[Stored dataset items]
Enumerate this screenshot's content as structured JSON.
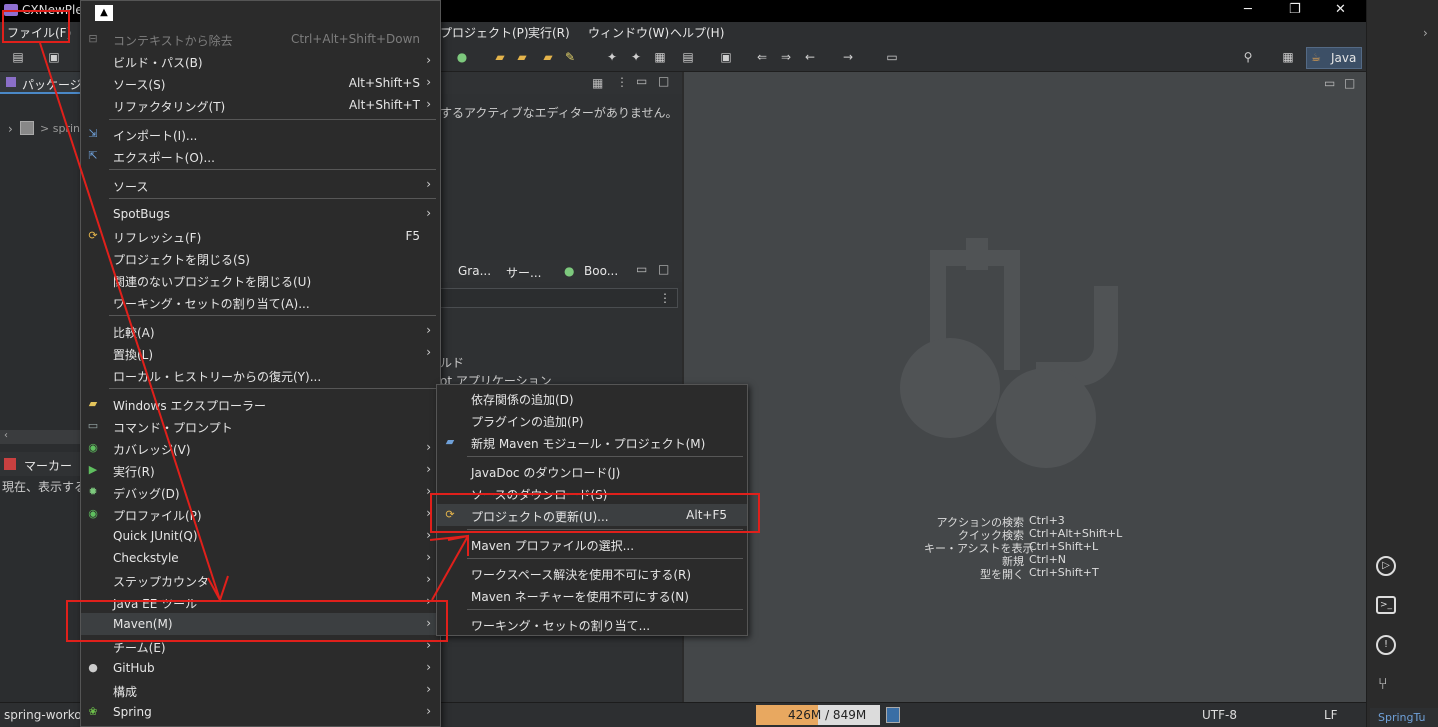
{
  "window": {
    "title": "CXNewPle"
  },
  "menubar": {
    "file": "ファイル(F)",
    "project": "プロジェクト(P)",
    "run": "実行(R)",
    "window": "ウィンドウ(W)",
    "help": "ヘルプ(H)"
  },
  "toolbar": {
    "perspective": "Java"
  },
  "left": {
    "package_tab": "パッケージ・エ",
    "tree_item": "> sprin",
    "marker_tab": "マーカー",
    "marker_text": "現在、表示する"
  },
  "editor": {
    "no_editor": "するアクティブなエディターがありません。",
    "tabs": [
      "Gra...",
      "サー...",
      "Boo..."
    ],
    "partial1": "ルド",
    "partial2": "ot アプリケーション"
  },
  "hints": {
    "labels": [
      "アクションの検索",
      "クイック検索",
      "キー・アシストを表示",
      "新規",
      "型を開く"
    ],
    "keys": [
      "Ctrl+3",
      "Ctrl+Alt+Shift+L",
      "Ctrl+Shift+L",
      "Ctrl+N",
      "Ctrl+Shift+T"
    ]
  },
  "file_menu": [
    {
      "label": "コンテキストから除去",
      "shortcut": "Ctrl+Alt+Shift+Down",
      "disabled": true,
      "icon": "remove-context-icon"
    },
    {
      "label": "ビルド・パス(B)",
      "submenu": true
    },
    {
      "label": "ソース(S)",
      "shortcut": "Alt+Shift+S",
      "submenu": true
    },
    {
      "label": "リファクタリング(T)",
      "shortcut": "Alt+Shift+T",
      "submenu": true
    },
    {
      "label": "インポート(I)...",
      "icon": "import-icon"
    },
    {
      "label": "エクスポート(O)...",
      "icon": "export-icon"
    },
    {
      "label": "ソース",
      "submenu": true
    },
    {
      "label": "SpotBugs",
      "submenu": true
    },
    {
      "label": "リフレッシュ(F)",
      "shortcut": "F5",
      "icon": "refresh-icon"
    },
    {
      "label": "プロジェクトを閉じる(S)"
    },
    {
      "label": "関連のないプロジェクトを閉じる(U)"
    },
    {
      "label": "ワーキング・セットの割り当て(A)..."
    },
    {
      "label": "比較(A)",
      "submenu": true
    },
    {
      "label": "置換(L)",
      "submenu": true
    },
    {
      "label": "ローカル・ヒストリーからの復元(Y)..."
    },
    {
      "label": "Windows エクスプローラー",
      "icon": "folder-icon"
    },
    {
      "label": "コマンド・プロンプト",
      "icon": "terminal-icon"
    },
    {
      "label": "カバレッジ(V)",
      "submenu": true,
      "icon": "coverage-icon"
    },
    {
      "label": "実行(R)",
      "submenu": true,
      "icon": "run-icon"
    },
    {
      "label": "デバッグ(D)",
      "submenu": true,
      "icon": "debug-icon"
    },
    {
      "label": "プロファイル(P)",
      "submenu": true,
      "icon": "profile-icon"
    },
    {
      "label": "Quick JUnit(Q)",
      "submenu": true
    },
    {
      "label": "Checkstyle",
      "submenu": true
    },
    {
      "label": "ステップカウンタ",
      "submenu": true
    },
    {
      "label": "Java EE ツール",
      "submenu": true
    },
    {
      "label": "Maven(M)",
      "submenu": true
    },
    {
      "label": "チーム(E)",
      "submenu": true
    },
    {
      "label": "GitHub",
      "submenu": true,
      "icon": "github-icon"
    },
    {
      "label": "構成",
      "submenu": true
    },
    {
      "label": "Spring",
      "submenu": true,
      "icon": "spring-icon"
    }
  ],
  "maven_menu": [
    {
      "label": "依存関係の追加(D)"
    },
    {
      "label": "プラグインの追加(P)"
    },
    {
      "label": "新規 Maven モジュール・プロジェクト(M)",
      "icon": "new-module-icon"
    },
    {
      "label": "JavaDoc のダウンロード(J)"
    },
    {
      "label": "ソースのダウンロード(S)"
    },
    {
      "label": "プロジェクトの更新(U)...",
      "shortcut": "Alt+F5",
      "icon": "update-project-icon"
    },
    {
      "label": "Maven プロファイルの選択..."
    },
    {
      "label": "ワークスペース解決を使用不可にする(R)"
    },
    {
      "label": "Maven ネーチャーを使用不可にする(N)"
    },
    {
      "label": "ワーキング・セットの割り当て..."
    }
  ],
  "statusbar": {
    "workspace": "spring-workou",
    "heap": "426M / 849M",
    "encoding": "UTF-8",
    "line_ending": "LF",
    "right": "SpringTu"
  },
  "colors": {
    "annotation_red": "#e0201b",
    "heap_fill": "#e8a860"
  }
}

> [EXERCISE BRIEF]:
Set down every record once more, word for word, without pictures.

> [OUTPUT OF THE EXERCISE]:
Enumerate this screenshot's content as structured JSON.
{
  "window": {
    "title": "CXNewPle"
  },
  "menubar": {
    "file": "ファイル(F)",
    "project": "プロジェクト(P)",
    "run": "実行(R)",
    "window": "ウィンドウ(W)",
    "help": "ヘルプ(H)"
  },
  "toolbar": {
    "perspective": "Java"
  },
  "left": {
    "package_tab": "パッケージ・エ",
    "tree_item": "> sprin",
    "marker_tab": "マーカー",
    "marker_text": "現在、表示する"
  },
  "editor": {
    "no_editor": "するアクティブなエディターがありません。",
    "tabs": [
      "Gra...",
      "サー...",
      "Boo..."
    ],
    "partial1": "ルド",
    "partial2": "ot アプリケーション"
  },
  "hints": {
    "labels": [
      "アクションの検索",
      "クイック検索",
      "キー・アシストを表示",
      "新規",
      "型を開く"
    ],
    "keys": [
      "Ctrl+3",
      "Ctrl+Alt+Shift+L",
      "Ctrl+Shift+L",
      "Ctrl+N",
      "Ctrl+Shift+T"
    ]
  },
  "file_menu": [
    {
      "label": "コンテキストから除去",
      "shortcut": "Ctrl+Alt+Shift+Down",
      "disabled": true,
      "icon": "remove-context-icon"
    },
    {
      "label": "ビルド・パス(B)",
      "submenu": true
    },
    {
      "label": "ソース(S)",
      "shortcut": "Alt+Shift+S",
      "submenu": true
    },
    {
      "label": "リファクタリング(T)",
      "shortcut": "Alt+Shift+T",
      "submenu": true
    },
    {
      "label": "インポート(I)...",
      "icon": "import-icon"
    },
    {
      "label": "エクスポート(O)...",
      "icon": "export-icon"
    },
    {
      "label": "ソース",
      "submenu": true
    },
    {
      "label": "SpotBugs",
      "submenu": true
    },
    {
      "label": "リフレッシュ(F)",
      "shortcut": "F5",
      "icon": "refresh-icon"
    },
    {
      "label": "プロジェクトを閉じる(S)"
    },
    {
      "label": "関連のないプロジェクトを閉じる(U)"
    },
    {
      "label": "ワーキング・セットの割り当て(A)..."
    },
    {
      "label": "比較(A)",
      "submenu": true
    },
    {
      "label": "置換(L)",
      "submenu": true
    },
    {
      "label": "ローカル・ヒストリーからの復元(Y)..."
    },
    {
      "label": "Windows エクスプローラー",
      "icon": "folder-icon"
    },
    {
      "label": "コマンド・プロンプト",
      "icon": "terminal-icon"
    },
    {
      "label": "カバレッジ(V)",
      "submenu": true,
      "icon": "coverage-icon"
    },
    {
      "label": "実行(R)",
      "submenu": true,
      "icon": "run-icon"
    },
    {
      "label": "デバッグ(D)",
      "submenu": true,
      "icon": "debug-icon"
    },
    {
      "label": "プロファイル(P)",
      "submenu": true,
      "icon": "profile-icon"
    },
    {
      "label": "Quick JUnit(Q)",
      "submenu": true
    },
    {
      "label": "Checkstyle",
      "submenu": true
    },
    {
      "label": "ステップカウンタ",
      "submenu": true
    },
    {
      "label": "Java EE ツール",
      "submenu": true
    },
    {
      "label": "Maven(M)",
      "submenu": true
    },
    {
      "label": "チーム(E)",
      "submenu": true
    },
    {
      "label": "GitHub",
      "submenu": true,
      "icon": "github-icon"
    },
    {
      "label": "構成",
      "submenu": true
    },
    {
      "label": "Spring",
      "submenu": true,
      "icon": "spring-icon"
    }
  ],
  "maven_menu": [
    {
      "label": "依存関係の追加(D)"
    },
    {
      "label": "プラグインの追加(P)"
    },
    {
      "label": "新規 Maven モジュール・プロジェクト(M)",
      "icon": "new-module-icon"
    },
    {
      "label": "JavaDoc のダウンロード(J)"
    },
    {
      "label": "ソースのダウンロード(S)"
    },
    {
      "label": "プロジェクトの更新(U)...",
      "shortcut": "Alt+F5",
      "icon": "update-project-icon"
    },
    {
      "label": "Maven プロファイルの選択..."
    },
    {
      "label": "ワークスペース解決を使用不可にする(R)"
    },
    {
      "label": "Maven ネーチャーを使用不可にする(N)"
    },
    {
      "label": "ワーキング・セットの割り当て..."
    }
  ],
  "statusbar": {
    "workspace": "spring-workou",
    "heap": "426M / 849M",
    "encoding": "UTF-8",
    "line_ending": "LF",
    "right": "SpringTu"
  },
  "colors": {
    "annotation_red": "#e0201b",
    "heap_fill": "#e8a860"
  }
}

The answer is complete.